There are certain problems with California Living Trusts that seem to come up over and over again. Perhaps the most common scenario is one that involves the now-deceased Trustmakers’ home. Buffington Law Firm’s trust litigation attorneys have dealt with this problem constantly, in literally dozens of cases, in just the past several years. The scenario is usually involves a situation in which the successor-trustee takes physical possession of the Trustmakers’ home after (or sometimes even before) the Trustmakers pass away. In California it is not uncommon that the Trustmakers’ home is the most valuable asset of their Trust, and often it comprises the bulk of the Trust estate assets. Homes in California are usually quite valuable, as we all doubtless know. More often than not (although certainly not always) the Trust provides that the Trustmakers’ children will share equally in the Trust estate. Normally this would mean that the successor-trustee (“Trustee”) has a duty to list the home for sale within a reasonable time, sell it, and distribute the sale proceeds to the beneficiaries and be done with it. In this way the beneficiaries naturally have an expectation that they will receive their inheritances in a fairly clean and simple way.

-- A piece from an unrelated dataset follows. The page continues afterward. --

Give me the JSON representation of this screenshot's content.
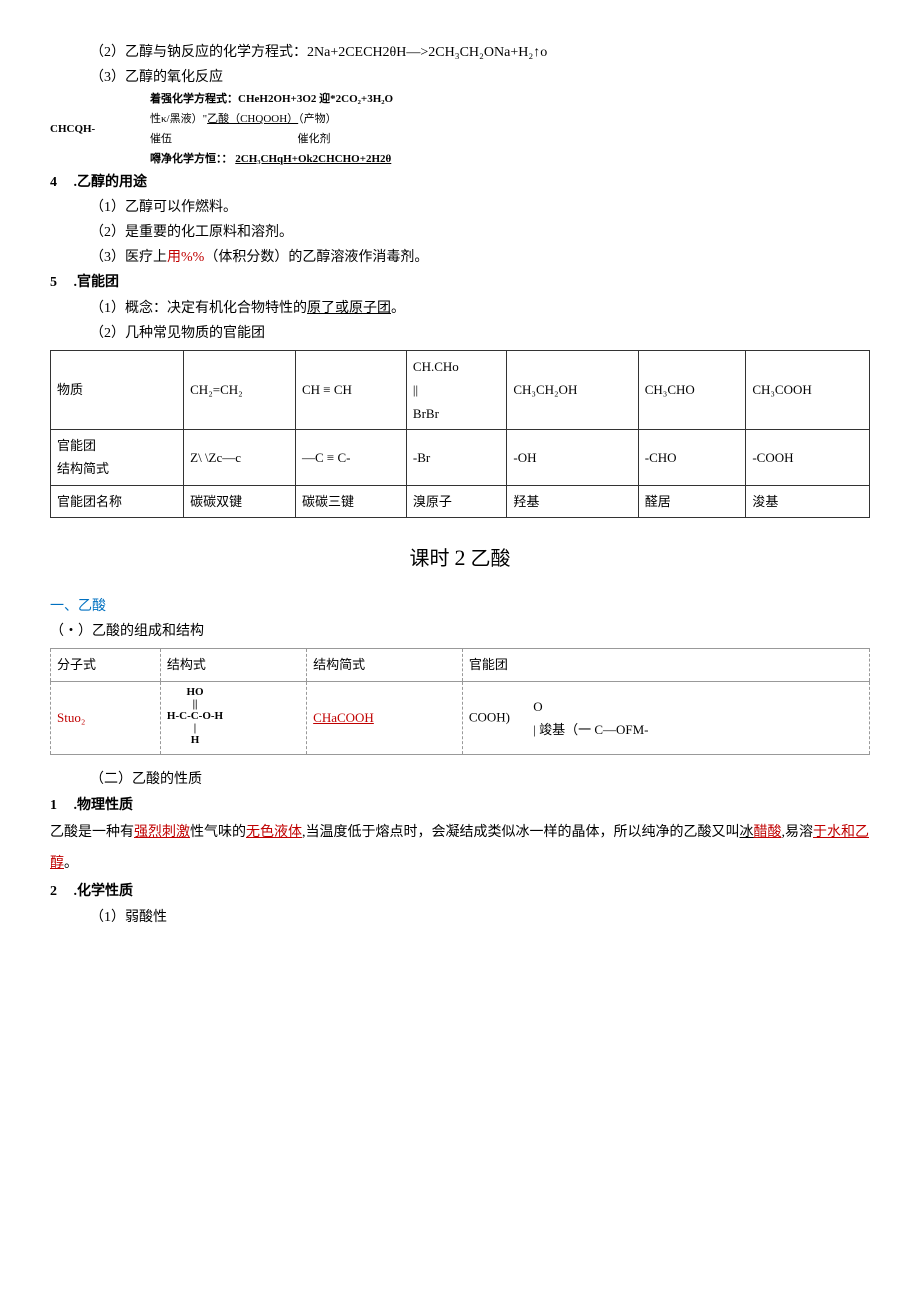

Unfortunately, things do not always work out that way. Sometimes the Trustee wants to own the house, takes physical possession and moves in, and then spends years trying to get financing to buy the house from the Trust, all the while living there rent free. Buffington Law Firm’s trust litigation attorneys have even dealt with situations in which the Trustee simply moved into the Trust home and lived there rent-free with the intention of squatting there indefinitely, for as long as the other beneficiaries would put up with it. Other times the Trustee tries to buy the house from the Trust at a knock-down price that shortchanges the other beneficiaries to the Trustee’s advantage. For the Trust to operate as it is supposed to, the Trustee must do his or her job correctly. A Trustee who is engaging in this sort of self-dealing, e.g. living in the house rent-free, refusing to sell it on the open market when the Trust requires this, etc. is plainly preventing the Trust from operating the way that it is supposed to. This presents the beneficiaries with a real problem.
Fortunately, this scenario has a solution. California Probate Code Section 17200(b) gives any Trust beneficiary the authority to bring a Petition before the Probate Court to instruct the Trustee as the Court may determine to be proper, e.g. perhaps to list the Trust real property for sale and distribute the sales proceeds to the beneficiaries. Essentially, by bringing such a Petition (a form of lawsuit) the beneficiary is putting the Trust administration and the Trustee under the jurisdiction of the Court. Most counties in California handle these cases with reasonable alacrity, others not so much. But generally this is the solution to the problem of a self-dealing Trustee. Buffington Law Firm’s trust litigation lawyers have handled innumerable cases of this type, almost invariably with successful outcomes.
If you are involved in a situation involving a self-dealing Trustee, Buffington Law Firm invites you to give us a call for a Free Legal Consultation. All calls are with an experienced Trust litigation attorney, there is never any charge or obligation for the consultation, and all calls are confidential and protected by the attorney-client privilege.
By Roger J. Buffington, Esq.